▶ _Task statement_:
Write the following entries out again exactly, skipping each image.

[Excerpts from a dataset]
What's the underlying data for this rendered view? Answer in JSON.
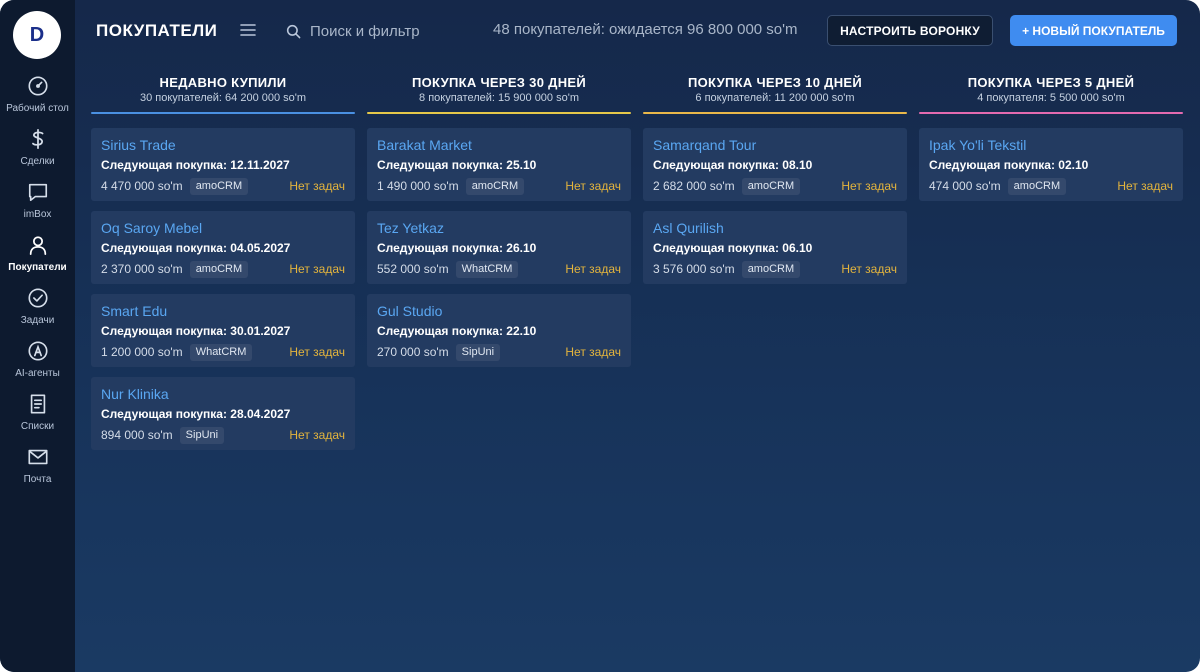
{
  "sidebar": {
    "logo": "D",
    "items": [
      {
        "label": "Рабочий стол",
        "icon": "speedometer-icon"
      },
      {
        "label": "Сделки",
        "icon": "dollar-icon"
      },
      {
        "label": "imBox",
        "icon": "chat-icon"
      },
      {
        "label": "Покупатели",
        "icon": "user-icon",
        "active": true
      },
      {
        "label": "Задачи",
        "icon": "check-circle-icon"
      },
      {
        "label": "AI-агенты",
        "icon": "ai-agent-icon"
      },
      {
        "label": "Списки",
        "icon": "list-icon"
      },
      {
        "label": "Почта",
        "icon": "mail-icon"
      }
    ]
  },
  "header": {
    "title": "ПОКУПАТЕЛИ",
    "search_placeholder": "Поиск и фильтр",
    "summary": "48 покупателей: ожидается 96 800 000 so'm",
    "funnel_button": "НАСТРОИТЬ ВОРОНКУ",
    "new_button": "+ НОВЫЙ ПОКУПАТЕЛЬ"
  },
  "columns": [
    {
      "title": "НЕДАВНО КУПИЛИ",
      "subtitle": "30 покупателей: 64 200 000 so'm",
      "color": "#4a90e2",
      "cards": [
        {
          "name": "Sirius Trade",
          "next": "Следующая покупка: 12.11.2027",
          "amount": "4 470 000 so'm",
          "tag": "amoCRM",
          "tasks": "Нет задач"
        },
        {
          "name": "Oq Saroy Mebel",
          "next": "Следующая покупка: 04.05.2027",
          "amount": "2 370 000 so'm",
          "tag": "amoCRM",
          "tasks": "Нет задач"
        },
        {
          "name": "Smart Edu",
          "next": "Следующая покупка: 30.01.2027",
          "amount": "1 200 000 so'm",
          "tag": "WhatCRM",
          "tasks": "Нет задач"
        },
        {
          "name": "Nur Klinika",
          "next": "Следующая покупка: 28.04.2027",
          "amount": "894 000 so'm",
          "tag": "SipUni",
          "tasks": "Нет задач"
        }
      ]
    },
    {
      "title": "ПОКУПКА ЧЕРЕЗ 30 ДНЕЙ",
      "subtitle": "8 покупателей: 15 900 000 so'm",
      "color": "#e5c84a",
      "cards": [
        {
          "name": "Barakat Market",
          "next": "Следующая покупка: 25.10",
          "amount": "1 490 000 so'm",
          "tag": "amoCRM",
          "tasks": "Нет задач"
        },
        {
          "name": "Tez Yetkaz",
          "next": "Следующая покупка: 26.10",
          "amount": "552 000 so'm",
          "tag": "WhatCRM",
          "tasks": "Нет задач"
        },
        {
          "name": "Gul Studio",
          "next": "Следующая покупка: 22.10",
          "amount": "270 000 so'm",
          "tag": "SipUni",
          "tasks": "Нет задач"
        }
      ]
    },
    {
      "title": "ПОКУПКА ЧЕРЕЗ 10 ДНЕЙ",
      "subtitle": "6 покупателей: 11 200 000 so'm",
      "color": "#e9b84a",
      "cards": [
        {
          "name": "Samarqand Tour",
          "next": "Следующая покупка: 08.10",
          "amount": "2 682 000 so'm",
          "tag": "amoCRM",
          "tasks": "Нет задач"
        },
        {
          "name": "Asl Qurilish",
          "next": "Следующая покупка: 06.10",
          "amount": "3 576 000 so'm",
          "tag": "amoCRM",
          "tasks": "Нет задач"
        }
      ]
    },
    {
      "title": "ПОКУПКА ЧЕРЕЗ 5 ДНЕЙ",
      "subtitle": "4 покупателя: 5 500 000 so'm",
      "color": "#e46ab0",
      "cards": [
        {
          "name": "Ipak Yo'li Tekstil",
          "next": "Следующая покупка: 02.10",
          "amount": "474 000 so'm",
          "tag": "amoCRM",
          "tasks": "Нет задач"
        }
      ]
    }
  ]
}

▶ _Result of the task_:
What's the underlying data for this rendered view? Answer in JSON.
{
  "sidebar": {
    "logo": "D",
    "items": [
      {
        "label": "Рабочий стол",
        "icon": "speedometer-icon"
      },
      {
        "label": "Сделки",
        "icon": "dollar-icon"
      },
      {
        "label": "imBox",
        "icon": "chat-icon"
      },
      {
        "label": "Покупатели",
        "icon": "user-icon",
        "active": true
      },
      {
        "label": "Задачи",
        "icon": "check-circle-icon"
      },
      {
        "label": "AI-агенты",
        "icon": "ai-agent-icon"
      },
      {
        "label": "Списки",
        "icon": "list-icon"
      },
      {
        "label": "Почта",
        "icon": "mail-icon"
      }
    ]
  },
  "header": {
    "title": "ПОКУПАТЕЛИ",
    "search_placeholder": "Поиск и фильтр",
    "summary": "48 покупателей: ожидается 96 800 000 so'm",
    "funnel_button": "НАСТРОИТЬ ВОРОНКУ",
    "new_button": "+ НОВЫЙ ПОКУПАТЕЛЬ"
  },
  "columns": [
    {
      "title": "НЕДАВНО КУПИЛИ",
      "subtitle": "30 покупателей: 64 200 000 so'm",
      "color": "#4a90e2",
      "cards": [
        {
          "name": "Sirius Trade",
          "next": "Следующая покупка: 12.11.2027",
          "amount": "4 470 000 so'm",
          "tag": "amoCRM",
          "tasks": "Нет задач"
        },
        {
          "name": "Oq Saroy Mebel",
          "next": "Следующая покупка: 04.05.2027",
          "amount": "2 370 000 so'm",
          "tag": "amoCRM",
          "tasks": "Нет задач"
        },
        {
          "name": "Smart Edu",
          "next": "Следующая покупка: 30.01.2027",
          "amount": "1 200 000 so'm",
          "tag": "WhatCRM",
          "tasks": "Нет задач"
        },
        {
          "name": "Nur Klinika",
          "next": "Следующая покупка: 28.04.2027",
          "amount": "894 000 so'm",
          "tag": "SipUni",
          "tasks": "Нет задач"
        }
      ]
    },
    {
      "title": "ПОКУПКА ЧЕРЕЗ 30 ДНЕЙ",
      "subtitle": "8 покупателей: 15 900 000 so'm",
      "color": "#e5c84a",
      "cards": [
        {
          "name": "Barakat Market",
          "next": "Следующая покупка: 25.10",
          "amount": "1 490 000 so'm",
          "tag": "amoCRM",
          "tasks": "Нет задач"
        },
        {
          "name": "Tez Yetkaz",
          "next": "Следующая покупка: 26.10",
          "amount": "552 000 so'm",
          "tag": "WhatCRM",
          "tasks": "Нет задач"
        },
        {
          "name": "Gul Studio",
          "next": "Следующая покупка: 22.10",
          "amount": "270 000 so'm",
          "tag": "SipUni",
          "tasks": "Нет задач"
        }
      ]
    },
    {
      "title": "ПОКУПКА ЧЕРЕЗ 10 ДНЕЙ",
      "subtitle": "6 покупателей: 11 200 000 so'm",
      "color": "#e9b84a",
      "cards": [
        {
          "name": "Samarqand Tour",
          "next": "Следующая покупка: 08.10",
          "amount": "2 682 000 so'm",
          "tag": "amoCRM",
          "tasks": "Нет задач"
        },
        {
          "name": "Asl Qurilish",
          "next": "Следующая покупка: 06.10",
          "amount": "3 576 000 so'm",
          "tag": "amoCRM",
          "tasks": "Нет задач"
        }
      ]
    },
    {
      "title": "ПОКУПКА ЧЕРЕЗ 5 ДНЕЙ",
      "subtitle": "4 покупателя: 5 500 000 so'm",
      "color": "#e46ab0",
      "cards": [
        {
          "name": "Ipak Yo'li Tekstil",
          "next": "Следующая покупка: 02.10",
          "amount": "474 000 so'm",
          "tag": "amoCRM",
          "tasks": "Нет задач"
        }
      ]
    }
  ]
}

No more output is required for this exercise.